#### Brief:
Look for the word "screenshot" in the records, and copy each line where it appears.

(Data about app and page elements)
┄┄┄┄┄┄

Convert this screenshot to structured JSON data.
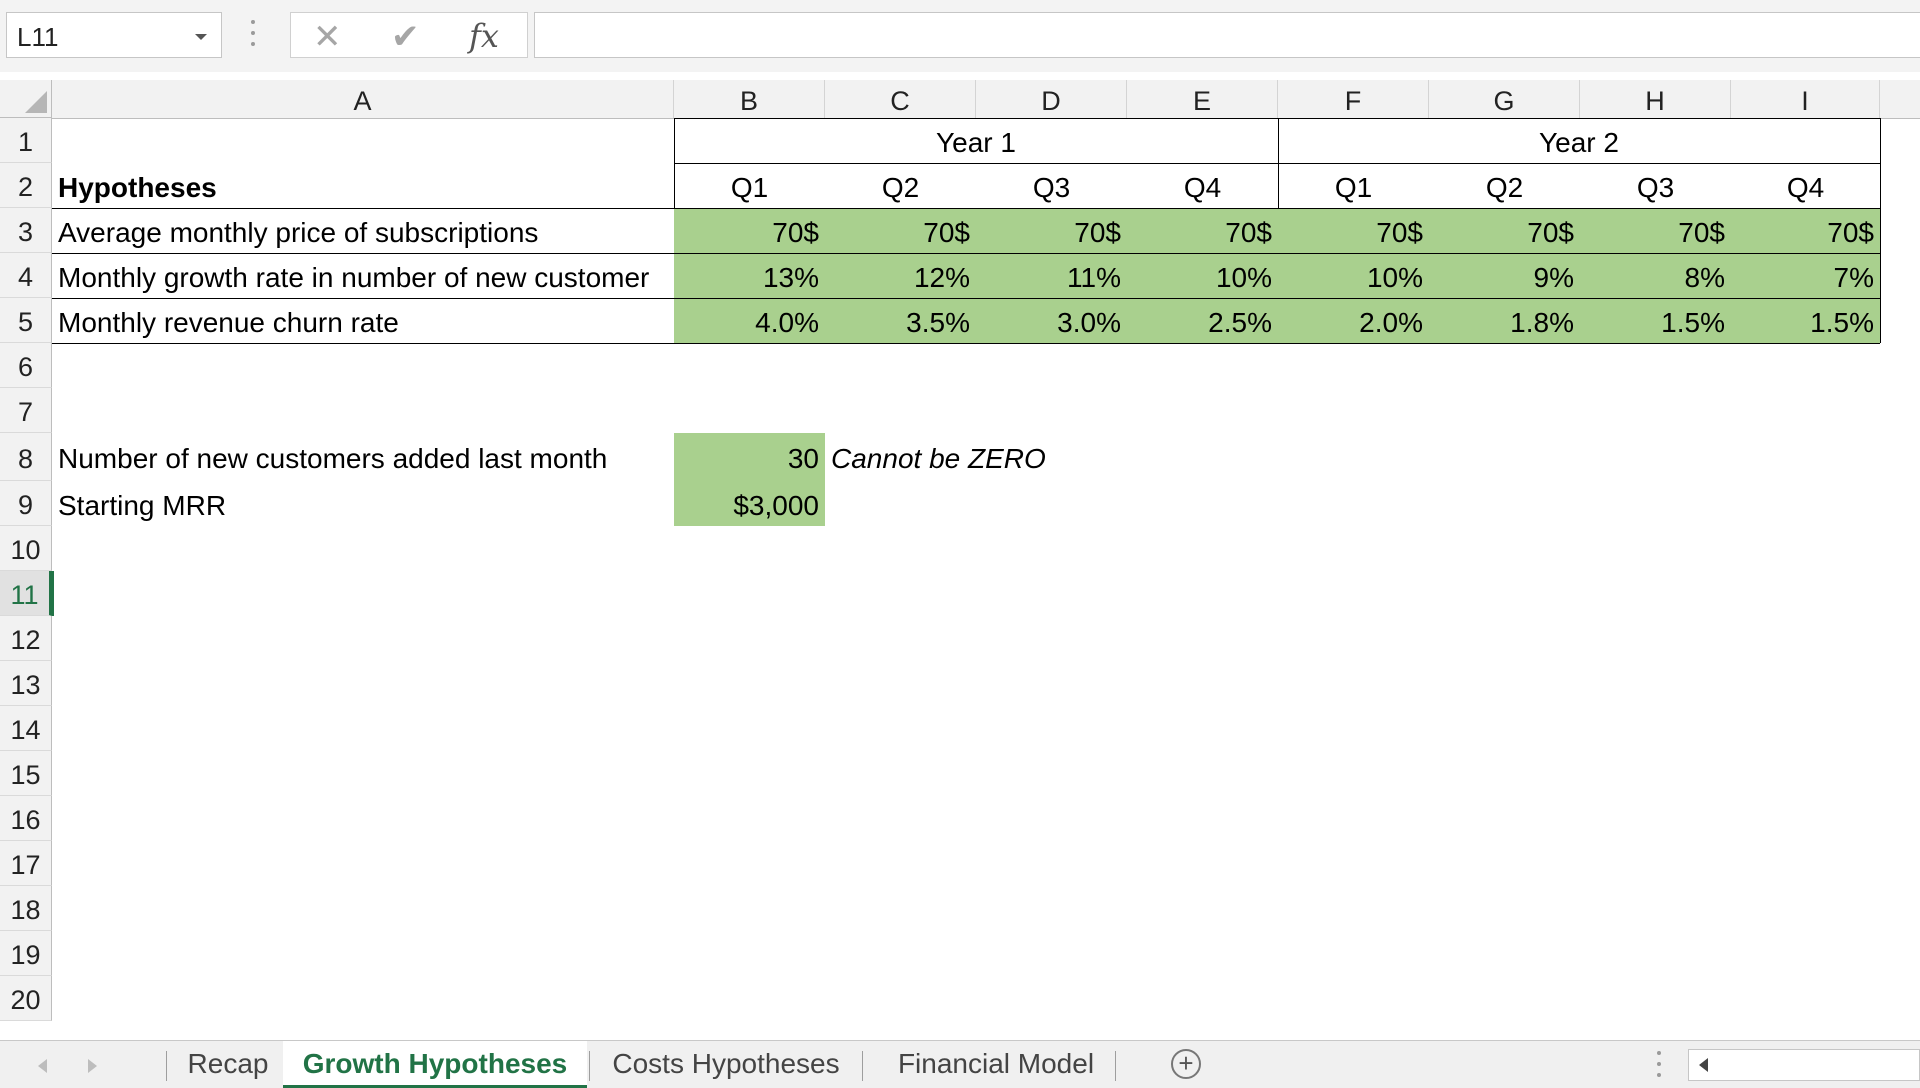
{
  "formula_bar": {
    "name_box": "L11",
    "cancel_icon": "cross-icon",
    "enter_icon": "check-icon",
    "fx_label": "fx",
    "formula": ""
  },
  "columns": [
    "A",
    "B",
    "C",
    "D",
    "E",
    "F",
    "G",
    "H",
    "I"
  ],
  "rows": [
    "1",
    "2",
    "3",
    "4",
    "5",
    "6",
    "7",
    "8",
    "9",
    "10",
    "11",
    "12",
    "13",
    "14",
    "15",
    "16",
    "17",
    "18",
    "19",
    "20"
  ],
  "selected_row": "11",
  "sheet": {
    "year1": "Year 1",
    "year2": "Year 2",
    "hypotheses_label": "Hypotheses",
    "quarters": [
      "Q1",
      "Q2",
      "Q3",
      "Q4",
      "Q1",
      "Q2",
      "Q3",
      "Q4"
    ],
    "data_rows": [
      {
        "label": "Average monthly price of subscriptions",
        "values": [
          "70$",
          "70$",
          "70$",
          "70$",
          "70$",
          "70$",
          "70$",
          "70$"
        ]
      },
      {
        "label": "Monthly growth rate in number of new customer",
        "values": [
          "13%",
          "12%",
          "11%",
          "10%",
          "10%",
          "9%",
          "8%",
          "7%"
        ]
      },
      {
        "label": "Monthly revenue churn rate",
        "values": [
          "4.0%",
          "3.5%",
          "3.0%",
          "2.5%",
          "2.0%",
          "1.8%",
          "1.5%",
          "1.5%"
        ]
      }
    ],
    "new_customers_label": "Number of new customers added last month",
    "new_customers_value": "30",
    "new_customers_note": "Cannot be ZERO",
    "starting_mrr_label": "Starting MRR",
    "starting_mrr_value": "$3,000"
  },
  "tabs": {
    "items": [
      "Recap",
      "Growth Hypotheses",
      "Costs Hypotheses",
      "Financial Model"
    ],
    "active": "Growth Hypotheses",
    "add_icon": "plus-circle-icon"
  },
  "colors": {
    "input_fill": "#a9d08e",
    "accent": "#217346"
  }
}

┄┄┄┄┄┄

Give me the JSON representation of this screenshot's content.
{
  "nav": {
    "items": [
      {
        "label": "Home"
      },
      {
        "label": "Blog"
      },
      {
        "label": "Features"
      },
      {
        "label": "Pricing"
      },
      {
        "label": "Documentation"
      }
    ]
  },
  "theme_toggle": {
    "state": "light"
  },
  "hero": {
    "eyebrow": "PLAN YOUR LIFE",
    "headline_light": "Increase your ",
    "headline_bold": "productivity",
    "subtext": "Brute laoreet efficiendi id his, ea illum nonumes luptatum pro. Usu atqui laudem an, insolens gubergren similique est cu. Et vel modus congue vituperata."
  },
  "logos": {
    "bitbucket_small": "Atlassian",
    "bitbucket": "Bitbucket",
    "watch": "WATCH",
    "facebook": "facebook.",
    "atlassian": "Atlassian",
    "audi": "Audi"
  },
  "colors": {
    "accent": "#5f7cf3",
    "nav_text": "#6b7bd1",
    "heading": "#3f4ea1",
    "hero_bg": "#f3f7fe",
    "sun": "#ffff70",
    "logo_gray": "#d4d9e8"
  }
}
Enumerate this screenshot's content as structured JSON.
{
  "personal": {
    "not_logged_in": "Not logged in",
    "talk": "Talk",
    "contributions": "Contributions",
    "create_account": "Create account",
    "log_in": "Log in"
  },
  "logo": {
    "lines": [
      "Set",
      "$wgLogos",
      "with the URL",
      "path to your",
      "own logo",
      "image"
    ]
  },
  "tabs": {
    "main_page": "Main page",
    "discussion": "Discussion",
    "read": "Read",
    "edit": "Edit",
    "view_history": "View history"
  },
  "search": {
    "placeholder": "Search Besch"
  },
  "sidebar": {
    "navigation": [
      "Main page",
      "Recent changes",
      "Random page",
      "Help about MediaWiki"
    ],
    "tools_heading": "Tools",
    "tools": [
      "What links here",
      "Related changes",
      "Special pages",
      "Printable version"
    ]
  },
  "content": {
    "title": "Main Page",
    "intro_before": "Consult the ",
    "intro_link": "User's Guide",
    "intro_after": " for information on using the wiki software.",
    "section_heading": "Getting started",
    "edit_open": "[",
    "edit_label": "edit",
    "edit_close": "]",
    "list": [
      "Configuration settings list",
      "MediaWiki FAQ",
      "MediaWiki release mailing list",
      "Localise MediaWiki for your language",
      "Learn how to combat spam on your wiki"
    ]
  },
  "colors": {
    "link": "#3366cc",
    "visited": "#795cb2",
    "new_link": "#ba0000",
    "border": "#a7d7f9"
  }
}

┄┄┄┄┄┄

#### Completed task:
Convert this screenshot to structured JSON data.
Give me the JSON representation of this screenshot's content.
Enumerate this screenshot's content as structured JSON.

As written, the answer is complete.